# DESCRIPTION OF THE TASK
Each line of the data below that includes the string "true" must be copied.

[[ TASK INPUTS open ]]

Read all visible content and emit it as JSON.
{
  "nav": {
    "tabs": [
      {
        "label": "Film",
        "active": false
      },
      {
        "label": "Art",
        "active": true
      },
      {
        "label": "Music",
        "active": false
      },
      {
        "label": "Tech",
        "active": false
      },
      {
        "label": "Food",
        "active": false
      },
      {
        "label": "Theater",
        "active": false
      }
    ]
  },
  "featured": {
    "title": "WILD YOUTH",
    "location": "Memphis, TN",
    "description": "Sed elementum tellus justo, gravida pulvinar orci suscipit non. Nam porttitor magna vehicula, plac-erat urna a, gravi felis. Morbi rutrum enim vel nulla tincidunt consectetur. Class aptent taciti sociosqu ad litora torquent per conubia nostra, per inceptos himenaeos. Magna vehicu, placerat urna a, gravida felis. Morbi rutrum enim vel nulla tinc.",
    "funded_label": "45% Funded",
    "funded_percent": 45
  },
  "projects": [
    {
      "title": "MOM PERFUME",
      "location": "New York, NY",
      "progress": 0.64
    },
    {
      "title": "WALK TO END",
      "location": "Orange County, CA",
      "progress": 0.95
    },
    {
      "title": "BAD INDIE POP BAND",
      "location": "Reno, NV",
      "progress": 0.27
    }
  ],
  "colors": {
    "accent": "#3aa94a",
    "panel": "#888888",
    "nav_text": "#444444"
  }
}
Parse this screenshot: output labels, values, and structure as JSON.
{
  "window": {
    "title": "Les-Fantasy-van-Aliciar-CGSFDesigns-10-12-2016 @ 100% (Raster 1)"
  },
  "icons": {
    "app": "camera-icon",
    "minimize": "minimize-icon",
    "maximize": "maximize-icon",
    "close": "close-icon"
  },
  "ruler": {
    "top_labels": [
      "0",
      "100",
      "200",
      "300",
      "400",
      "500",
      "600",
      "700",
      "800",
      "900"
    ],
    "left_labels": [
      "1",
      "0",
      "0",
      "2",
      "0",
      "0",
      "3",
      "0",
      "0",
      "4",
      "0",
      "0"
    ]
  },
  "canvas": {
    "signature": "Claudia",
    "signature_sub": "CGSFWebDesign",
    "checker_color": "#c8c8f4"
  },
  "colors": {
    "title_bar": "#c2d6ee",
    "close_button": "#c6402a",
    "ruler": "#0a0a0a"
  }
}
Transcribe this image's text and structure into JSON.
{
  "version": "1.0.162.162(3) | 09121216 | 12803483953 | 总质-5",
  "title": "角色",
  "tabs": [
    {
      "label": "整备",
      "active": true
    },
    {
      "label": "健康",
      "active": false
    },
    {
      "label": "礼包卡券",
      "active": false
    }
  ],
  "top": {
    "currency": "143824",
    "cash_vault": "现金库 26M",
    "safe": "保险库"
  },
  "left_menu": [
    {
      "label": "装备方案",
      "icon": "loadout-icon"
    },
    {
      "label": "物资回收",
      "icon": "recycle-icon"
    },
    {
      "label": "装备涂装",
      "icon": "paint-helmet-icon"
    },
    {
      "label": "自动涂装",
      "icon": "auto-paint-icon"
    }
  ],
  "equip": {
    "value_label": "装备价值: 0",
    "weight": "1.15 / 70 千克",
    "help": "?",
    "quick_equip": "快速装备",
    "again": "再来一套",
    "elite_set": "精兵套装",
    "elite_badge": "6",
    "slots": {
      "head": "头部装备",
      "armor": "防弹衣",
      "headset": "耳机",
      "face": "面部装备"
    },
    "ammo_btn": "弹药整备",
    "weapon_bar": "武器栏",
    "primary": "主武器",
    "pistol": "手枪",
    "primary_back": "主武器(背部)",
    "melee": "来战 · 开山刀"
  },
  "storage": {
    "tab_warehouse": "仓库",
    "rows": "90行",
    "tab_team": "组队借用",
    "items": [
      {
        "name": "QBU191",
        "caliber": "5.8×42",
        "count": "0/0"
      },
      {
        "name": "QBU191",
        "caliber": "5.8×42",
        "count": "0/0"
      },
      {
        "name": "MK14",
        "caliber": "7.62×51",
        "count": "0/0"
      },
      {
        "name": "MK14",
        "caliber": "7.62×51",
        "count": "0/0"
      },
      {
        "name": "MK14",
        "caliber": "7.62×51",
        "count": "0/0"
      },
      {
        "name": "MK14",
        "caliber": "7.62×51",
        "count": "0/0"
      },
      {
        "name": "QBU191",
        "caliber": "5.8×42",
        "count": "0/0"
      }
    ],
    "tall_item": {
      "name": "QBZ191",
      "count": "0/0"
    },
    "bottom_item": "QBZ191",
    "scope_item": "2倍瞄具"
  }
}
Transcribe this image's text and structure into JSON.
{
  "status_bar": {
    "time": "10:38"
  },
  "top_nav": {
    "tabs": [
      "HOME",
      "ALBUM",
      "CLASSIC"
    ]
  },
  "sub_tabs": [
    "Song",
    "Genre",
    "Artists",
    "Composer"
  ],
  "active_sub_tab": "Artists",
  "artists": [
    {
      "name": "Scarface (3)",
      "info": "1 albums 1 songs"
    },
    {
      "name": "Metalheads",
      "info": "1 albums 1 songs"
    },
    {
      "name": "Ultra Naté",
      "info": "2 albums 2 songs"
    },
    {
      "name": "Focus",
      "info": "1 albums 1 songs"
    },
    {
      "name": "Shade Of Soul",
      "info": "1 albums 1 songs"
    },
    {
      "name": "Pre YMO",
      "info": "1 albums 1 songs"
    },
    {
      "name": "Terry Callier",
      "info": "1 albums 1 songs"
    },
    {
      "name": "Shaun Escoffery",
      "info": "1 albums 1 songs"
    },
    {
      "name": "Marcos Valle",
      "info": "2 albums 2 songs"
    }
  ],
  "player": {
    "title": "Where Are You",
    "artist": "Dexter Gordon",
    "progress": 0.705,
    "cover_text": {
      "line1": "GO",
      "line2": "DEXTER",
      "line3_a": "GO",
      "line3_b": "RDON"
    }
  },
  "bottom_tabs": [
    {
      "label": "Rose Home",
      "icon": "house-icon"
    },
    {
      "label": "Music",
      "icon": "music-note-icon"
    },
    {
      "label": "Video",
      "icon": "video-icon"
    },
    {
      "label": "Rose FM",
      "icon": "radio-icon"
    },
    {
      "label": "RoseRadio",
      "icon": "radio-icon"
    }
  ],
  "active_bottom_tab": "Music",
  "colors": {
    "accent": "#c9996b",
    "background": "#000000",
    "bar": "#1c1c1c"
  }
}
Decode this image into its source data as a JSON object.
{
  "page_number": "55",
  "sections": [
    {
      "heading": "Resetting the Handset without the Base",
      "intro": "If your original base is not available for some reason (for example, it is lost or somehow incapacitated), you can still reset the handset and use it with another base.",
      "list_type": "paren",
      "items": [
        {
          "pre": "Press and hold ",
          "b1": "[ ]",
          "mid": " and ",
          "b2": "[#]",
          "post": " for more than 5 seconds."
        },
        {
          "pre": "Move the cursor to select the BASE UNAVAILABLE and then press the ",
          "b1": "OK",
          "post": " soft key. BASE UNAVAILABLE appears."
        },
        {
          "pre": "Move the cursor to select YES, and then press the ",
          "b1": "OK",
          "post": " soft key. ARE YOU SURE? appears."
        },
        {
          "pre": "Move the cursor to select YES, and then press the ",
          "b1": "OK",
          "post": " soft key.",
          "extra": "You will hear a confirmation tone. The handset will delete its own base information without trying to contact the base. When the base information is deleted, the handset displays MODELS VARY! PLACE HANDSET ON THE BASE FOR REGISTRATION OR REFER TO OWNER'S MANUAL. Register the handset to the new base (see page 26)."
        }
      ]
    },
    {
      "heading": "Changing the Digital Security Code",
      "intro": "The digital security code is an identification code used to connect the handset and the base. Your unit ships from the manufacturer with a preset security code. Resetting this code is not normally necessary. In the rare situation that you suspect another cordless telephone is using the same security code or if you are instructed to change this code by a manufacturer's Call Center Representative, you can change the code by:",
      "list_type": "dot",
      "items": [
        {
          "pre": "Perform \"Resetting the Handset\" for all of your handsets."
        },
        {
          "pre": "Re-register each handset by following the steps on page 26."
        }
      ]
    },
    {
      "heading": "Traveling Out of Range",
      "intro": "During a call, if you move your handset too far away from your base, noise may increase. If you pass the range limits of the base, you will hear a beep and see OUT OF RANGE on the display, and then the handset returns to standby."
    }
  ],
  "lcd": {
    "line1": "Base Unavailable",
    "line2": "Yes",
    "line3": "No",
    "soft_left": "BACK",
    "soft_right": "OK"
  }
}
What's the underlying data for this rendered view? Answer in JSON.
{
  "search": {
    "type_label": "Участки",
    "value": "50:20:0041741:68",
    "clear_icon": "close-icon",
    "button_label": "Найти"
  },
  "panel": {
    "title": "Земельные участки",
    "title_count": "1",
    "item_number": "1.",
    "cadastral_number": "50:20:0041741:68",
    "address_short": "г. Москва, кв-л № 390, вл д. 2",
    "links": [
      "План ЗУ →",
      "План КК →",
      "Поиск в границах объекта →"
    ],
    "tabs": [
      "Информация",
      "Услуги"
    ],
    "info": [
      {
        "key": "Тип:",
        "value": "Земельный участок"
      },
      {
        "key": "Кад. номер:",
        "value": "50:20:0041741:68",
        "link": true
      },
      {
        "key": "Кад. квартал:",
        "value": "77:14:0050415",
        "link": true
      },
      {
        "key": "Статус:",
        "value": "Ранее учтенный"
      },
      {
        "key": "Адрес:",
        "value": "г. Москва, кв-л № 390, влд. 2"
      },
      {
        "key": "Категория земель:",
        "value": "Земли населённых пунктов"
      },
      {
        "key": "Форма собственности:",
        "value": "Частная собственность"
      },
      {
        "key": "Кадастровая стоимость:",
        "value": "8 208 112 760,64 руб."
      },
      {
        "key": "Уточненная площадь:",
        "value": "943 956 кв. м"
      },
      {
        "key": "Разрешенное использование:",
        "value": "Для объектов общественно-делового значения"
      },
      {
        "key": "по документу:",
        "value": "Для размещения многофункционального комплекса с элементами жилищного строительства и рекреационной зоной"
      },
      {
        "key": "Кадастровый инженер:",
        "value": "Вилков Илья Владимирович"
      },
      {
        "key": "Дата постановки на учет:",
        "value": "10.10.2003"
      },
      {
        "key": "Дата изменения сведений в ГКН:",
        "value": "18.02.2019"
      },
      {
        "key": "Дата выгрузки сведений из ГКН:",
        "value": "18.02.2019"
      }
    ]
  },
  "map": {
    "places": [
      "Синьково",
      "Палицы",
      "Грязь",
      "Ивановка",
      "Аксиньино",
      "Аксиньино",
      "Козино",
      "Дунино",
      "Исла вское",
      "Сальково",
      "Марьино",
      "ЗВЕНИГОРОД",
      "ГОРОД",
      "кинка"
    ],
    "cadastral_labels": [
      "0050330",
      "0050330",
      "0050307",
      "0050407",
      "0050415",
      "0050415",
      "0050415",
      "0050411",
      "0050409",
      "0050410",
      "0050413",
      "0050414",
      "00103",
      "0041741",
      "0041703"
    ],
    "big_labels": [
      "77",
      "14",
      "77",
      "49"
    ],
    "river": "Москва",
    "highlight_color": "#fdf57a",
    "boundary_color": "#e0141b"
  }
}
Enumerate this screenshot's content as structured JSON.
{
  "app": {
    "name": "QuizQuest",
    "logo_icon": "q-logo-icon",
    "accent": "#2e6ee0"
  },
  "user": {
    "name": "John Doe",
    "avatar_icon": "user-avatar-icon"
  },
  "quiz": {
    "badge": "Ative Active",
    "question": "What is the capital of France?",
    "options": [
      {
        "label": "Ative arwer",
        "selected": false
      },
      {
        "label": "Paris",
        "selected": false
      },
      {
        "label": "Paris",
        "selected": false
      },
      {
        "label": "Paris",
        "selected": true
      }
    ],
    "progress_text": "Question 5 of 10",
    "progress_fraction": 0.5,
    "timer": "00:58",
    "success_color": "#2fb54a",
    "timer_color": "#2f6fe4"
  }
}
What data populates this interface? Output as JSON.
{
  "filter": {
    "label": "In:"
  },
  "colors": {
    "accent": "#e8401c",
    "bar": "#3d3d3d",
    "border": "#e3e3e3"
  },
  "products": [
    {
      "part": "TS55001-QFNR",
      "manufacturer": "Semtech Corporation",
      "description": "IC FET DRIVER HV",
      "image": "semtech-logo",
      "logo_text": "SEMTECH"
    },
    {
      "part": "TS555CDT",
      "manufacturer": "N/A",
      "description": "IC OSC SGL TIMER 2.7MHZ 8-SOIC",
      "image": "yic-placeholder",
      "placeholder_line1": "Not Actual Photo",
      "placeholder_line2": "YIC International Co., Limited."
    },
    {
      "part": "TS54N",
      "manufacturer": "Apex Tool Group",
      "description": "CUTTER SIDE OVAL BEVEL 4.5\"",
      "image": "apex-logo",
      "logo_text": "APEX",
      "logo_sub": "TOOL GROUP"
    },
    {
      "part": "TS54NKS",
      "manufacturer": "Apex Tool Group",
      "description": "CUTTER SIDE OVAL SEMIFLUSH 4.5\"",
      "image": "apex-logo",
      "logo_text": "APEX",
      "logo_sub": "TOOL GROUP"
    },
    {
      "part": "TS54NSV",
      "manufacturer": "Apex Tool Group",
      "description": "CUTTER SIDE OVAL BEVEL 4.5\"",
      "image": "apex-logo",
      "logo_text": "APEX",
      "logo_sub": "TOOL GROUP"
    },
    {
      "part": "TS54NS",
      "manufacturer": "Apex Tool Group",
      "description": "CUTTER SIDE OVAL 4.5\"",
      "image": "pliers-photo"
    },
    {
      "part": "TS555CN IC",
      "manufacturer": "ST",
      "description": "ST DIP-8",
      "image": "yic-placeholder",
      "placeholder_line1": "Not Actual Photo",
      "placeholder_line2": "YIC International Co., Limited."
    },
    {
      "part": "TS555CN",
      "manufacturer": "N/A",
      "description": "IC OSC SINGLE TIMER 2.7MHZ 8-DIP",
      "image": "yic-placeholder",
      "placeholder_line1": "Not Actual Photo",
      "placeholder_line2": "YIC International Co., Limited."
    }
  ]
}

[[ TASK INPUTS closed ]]

# TASK RESULT
        "active": true
      "active": true
        "link": true
        "link": true
        "selected": true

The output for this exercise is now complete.